Alfred and Theodora Kroeber, Anthropologists


A.L. Kroeber, Anthropologist

Theodora Kroeber, Anthropologist

Bernard Maybeck, Architect, 1907
Alfred and Theodora Kroeber Residence, “Semper Virens”: 1325 Arch Street

U.C. Berkeley’s Kroeber Hall is named after cultural anthropologist A. L. Kroeber, who founded the anthropology department of the University, where he taught from 1901 to 1946. He also directed the University’s Anthropology Museum and, with backing from Phoebe Hearst, helped build its impressive collection of artifacts.

Kroeber took an early interest in Native American tribal culture. His writings were broad, but he is popularly known for the work he did with a Yahi Indian who was found starving and homeless near Oroville in 1911. Thought to be the last living member of his tribe, this derelict survivor aroused a keen interest in Kroeber, who named him “Ishi,” meaning “man” in the Yana language. When Ishi learned his new name, he stopped using the word in respect to the Yahi custom of not speaking your name to another.

The two men formed a close personal bond over a five-year working relationship during which Kroeber’s wife, Henrietta, died of TB. Ishi’s own history of suffering and grief nourished their mutual empathy, and Ishi himself died of TB in 1916 at age 54. In 1923 Kroeber married fellow anthropologist Theodora Krakow Brown. They had two children together: Karl, a professor of English, and writer Ursula LeGuin. Together with Theodora’s sons from her previous marriage, the family lived in a prominently sited “Swiss Chalet” style Maybeck house on Arch Street.

It was left for Theodora to undertake the writing of Ishi’s story. She reflected that Kroeber “had lived too much of it, and too much of it was the stuff of human agony” to write it himself. Ishi in Two Worlds was published in 1961 and sold over a million copies.

Contributed by Robert Kehlmann, 2012

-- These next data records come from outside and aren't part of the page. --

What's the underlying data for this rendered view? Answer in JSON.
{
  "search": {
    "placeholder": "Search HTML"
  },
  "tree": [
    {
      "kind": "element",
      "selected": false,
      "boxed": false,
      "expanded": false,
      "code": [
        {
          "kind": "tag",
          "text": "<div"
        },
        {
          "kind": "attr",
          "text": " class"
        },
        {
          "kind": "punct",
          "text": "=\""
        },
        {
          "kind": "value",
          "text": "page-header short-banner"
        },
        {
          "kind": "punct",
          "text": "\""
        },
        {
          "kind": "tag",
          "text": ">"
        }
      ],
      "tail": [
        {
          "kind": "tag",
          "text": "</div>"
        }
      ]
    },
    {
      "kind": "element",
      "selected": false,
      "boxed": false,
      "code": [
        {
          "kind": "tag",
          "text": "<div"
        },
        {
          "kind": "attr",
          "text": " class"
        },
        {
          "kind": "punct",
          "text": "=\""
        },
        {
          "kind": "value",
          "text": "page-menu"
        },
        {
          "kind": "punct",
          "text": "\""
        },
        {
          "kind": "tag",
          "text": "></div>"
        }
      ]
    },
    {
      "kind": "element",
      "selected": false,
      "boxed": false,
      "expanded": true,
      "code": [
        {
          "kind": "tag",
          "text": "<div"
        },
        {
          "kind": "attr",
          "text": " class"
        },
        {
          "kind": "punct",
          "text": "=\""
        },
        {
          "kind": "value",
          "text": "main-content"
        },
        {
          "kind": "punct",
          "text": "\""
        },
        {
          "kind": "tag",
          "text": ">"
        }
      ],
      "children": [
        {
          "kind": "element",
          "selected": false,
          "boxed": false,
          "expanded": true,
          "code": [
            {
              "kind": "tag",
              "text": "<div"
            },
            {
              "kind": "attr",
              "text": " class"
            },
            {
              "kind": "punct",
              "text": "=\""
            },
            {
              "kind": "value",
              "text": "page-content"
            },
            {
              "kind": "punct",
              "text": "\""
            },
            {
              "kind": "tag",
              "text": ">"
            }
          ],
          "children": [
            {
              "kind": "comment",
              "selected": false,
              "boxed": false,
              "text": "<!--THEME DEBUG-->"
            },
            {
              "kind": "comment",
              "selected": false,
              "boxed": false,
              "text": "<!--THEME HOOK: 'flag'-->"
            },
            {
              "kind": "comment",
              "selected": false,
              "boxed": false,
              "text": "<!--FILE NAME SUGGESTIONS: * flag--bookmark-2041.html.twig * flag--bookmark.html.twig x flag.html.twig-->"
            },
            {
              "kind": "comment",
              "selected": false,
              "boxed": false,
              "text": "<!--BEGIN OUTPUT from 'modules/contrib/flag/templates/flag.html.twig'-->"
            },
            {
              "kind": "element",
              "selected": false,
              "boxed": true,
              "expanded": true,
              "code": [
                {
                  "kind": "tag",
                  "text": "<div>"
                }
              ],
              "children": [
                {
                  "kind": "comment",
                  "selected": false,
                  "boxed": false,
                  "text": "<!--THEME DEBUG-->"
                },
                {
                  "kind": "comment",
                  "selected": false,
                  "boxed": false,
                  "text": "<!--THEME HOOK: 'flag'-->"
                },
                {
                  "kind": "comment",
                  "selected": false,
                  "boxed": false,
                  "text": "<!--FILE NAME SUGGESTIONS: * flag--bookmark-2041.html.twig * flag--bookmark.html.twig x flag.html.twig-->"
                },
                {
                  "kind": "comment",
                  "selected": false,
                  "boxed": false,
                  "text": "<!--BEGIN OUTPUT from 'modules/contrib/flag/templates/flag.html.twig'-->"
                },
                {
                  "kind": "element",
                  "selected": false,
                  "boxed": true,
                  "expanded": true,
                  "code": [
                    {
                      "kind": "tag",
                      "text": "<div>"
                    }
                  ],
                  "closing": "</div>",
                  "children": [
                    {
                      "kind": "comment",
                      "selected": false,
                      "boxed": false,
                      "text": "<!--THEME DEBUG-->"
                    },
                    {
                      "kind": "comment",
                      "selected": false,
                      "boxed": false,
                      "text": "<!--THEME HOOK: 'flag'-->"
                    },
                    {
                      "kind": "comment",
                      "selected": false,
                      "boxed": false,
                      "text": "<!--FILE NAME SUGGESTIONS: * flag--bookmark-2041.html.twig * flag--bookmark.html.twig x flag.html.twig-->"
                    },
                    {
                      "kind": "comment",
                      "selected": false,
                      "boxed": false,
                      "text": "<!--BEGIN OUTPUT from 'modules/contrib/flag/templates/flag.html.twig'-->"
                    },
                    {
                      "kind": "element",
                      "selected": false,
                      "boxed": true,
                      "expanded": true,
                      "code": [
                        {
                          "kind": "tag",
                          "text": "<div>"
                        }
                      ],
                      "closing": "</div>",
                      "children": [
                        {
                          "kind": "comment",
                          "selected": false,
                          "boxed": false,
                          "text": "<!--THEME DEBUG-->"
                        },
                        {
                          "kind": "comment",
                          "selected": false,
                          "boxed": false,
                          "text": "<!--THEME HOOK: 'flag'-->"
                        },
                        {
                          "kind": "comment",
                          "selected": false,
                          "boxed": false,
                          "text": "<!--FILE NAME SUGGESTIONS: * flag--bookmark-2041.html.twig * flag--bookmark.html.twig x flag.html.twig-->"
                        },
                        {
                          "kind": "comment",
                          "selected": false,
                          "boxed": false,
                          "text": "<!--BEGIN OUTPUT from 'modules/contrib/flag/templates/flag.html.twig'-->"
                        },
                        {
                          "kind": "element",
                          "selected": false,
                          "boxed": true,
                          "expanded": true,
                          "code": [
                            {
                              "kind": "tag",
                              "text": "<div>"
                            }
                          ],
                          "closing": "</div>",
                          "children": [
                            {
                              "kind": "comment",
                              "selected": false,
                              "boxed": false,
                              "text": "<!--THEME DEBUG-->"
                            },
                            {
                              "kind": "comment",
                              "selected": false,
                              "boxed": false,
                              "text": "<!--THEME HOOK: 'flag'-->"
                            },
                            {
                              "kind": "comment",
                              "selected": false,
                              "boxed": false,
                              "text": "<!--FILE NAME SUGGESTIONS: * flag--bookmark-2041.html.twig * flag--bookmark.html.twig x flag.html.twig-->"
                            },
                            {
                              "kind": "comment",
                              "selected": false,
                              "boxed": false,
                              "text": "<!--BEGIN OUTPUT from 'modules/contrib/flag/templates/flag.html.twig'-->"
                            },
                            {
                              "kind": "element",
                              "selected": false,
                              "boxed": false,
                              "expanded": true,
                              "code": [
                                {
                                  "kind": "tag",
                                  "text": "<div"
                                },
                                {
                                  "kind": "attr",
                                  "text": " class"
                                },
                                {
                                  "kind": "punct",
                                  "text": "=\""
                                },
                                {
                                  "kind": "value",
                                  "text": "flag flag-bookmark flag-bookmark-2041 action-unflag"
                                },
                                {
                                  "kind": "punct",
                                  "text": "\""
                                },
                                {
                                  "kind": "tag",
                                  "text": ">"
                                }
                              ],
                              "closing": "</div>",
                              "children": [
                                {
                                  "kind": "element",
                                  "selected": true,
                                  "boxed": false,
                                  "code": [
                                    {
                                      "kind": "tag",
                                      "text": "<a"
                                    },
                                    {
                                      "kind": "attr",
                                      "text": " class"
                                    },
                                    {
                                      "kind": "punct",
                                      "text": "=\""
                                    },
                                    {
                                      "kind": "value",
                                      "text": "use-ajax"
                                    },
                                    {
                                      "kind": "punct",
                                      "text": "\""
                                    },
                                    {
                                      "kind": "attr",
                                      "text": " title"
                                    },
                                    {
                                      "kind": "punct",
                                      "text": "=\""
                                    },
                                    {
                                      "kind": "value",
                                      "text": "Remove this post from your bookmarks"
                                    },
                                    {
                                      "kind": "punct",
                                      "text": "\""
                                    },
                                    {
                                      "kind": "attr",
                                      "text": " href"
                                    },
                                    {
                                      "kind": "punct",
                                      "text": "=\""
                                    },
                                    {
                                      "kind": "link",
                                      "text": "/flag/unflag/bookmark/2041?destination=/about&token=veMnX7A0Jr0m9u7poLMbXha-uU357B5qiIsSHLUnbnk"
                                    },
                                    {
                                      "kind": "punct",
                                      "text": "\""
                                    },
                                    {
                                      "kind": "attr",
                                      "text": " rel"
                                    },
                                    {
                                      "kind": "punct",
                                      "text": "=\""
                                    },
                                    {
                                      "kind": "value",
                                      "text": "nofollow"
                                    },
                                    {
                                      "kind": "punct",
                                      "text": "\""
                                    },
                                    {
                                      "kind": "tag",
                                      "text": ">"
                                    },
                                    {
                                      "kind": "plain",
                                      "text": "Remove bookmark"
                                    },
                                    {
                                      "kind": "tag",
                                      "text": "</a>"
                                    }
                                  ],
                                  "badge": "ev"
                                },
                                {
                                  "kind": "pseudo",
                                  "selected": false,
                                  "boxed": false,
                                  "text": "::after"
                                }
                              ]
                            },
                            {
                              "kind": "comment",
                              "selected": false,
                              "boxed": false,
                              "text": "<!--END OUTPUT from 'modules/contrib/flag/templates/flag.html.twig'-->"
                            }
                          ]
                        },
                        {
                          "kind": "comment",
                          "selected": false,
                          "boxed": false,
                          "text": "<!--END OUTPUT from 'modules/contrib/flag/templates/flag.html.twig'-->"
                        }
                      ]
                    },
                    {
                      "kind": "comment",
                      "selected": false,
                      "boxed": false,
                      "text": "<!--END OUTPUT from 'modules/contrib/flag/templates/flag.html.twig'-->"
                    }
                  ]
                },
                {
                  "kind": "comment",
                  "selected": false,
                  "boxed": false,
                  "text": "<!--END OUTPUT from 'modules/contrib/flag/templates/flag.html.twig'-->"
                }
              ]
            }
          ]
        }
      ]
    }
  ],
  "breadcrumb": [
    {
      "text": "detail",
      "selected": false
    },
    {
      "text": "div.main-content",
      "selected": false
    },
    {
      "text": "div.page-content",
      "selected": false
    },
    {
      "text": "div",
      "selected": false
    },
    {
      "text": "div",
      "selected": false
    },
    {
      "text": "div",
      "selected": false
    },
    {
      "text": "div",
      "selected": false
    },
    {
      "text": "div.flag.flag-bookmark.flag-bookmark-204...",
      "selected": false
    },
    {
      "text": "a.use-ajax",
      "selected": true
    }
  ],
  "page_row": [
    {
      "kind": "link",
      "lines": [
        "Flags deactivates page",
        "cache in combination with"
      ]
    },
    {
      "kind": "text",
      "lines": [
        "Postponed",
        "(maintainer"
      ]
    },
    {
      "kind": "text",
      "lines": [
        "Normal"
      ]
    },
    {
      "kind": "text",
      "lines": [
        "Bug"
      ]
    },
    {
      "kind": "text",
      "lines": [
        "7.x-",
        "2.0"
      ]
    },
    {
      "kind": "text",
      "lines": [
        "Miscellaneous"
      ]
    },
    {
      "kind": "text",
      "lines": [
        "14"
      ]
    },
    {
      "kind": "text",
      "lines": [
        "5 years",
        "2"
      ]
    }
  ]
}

  • Kroeber Residence, 1325 Arch Street, photo (2012) R. Kehlmann.

  • Ishi (1911), Hearst Museum of Anthropology.

  • Theodora Kroeber,

  • Yana Indian Sam Batwi (left), Kroeber and Ishi (1911), Phoebe Hearst Museum of Anthropology.

  • Kroeber's summary of what was known about Ishi 4 days after his discovery 8 Sept 1911), Foundations of Anthropology at UC.

  • Death Mask of Ishi (1920), UC Berkeley Hearst Museum of Anthropology.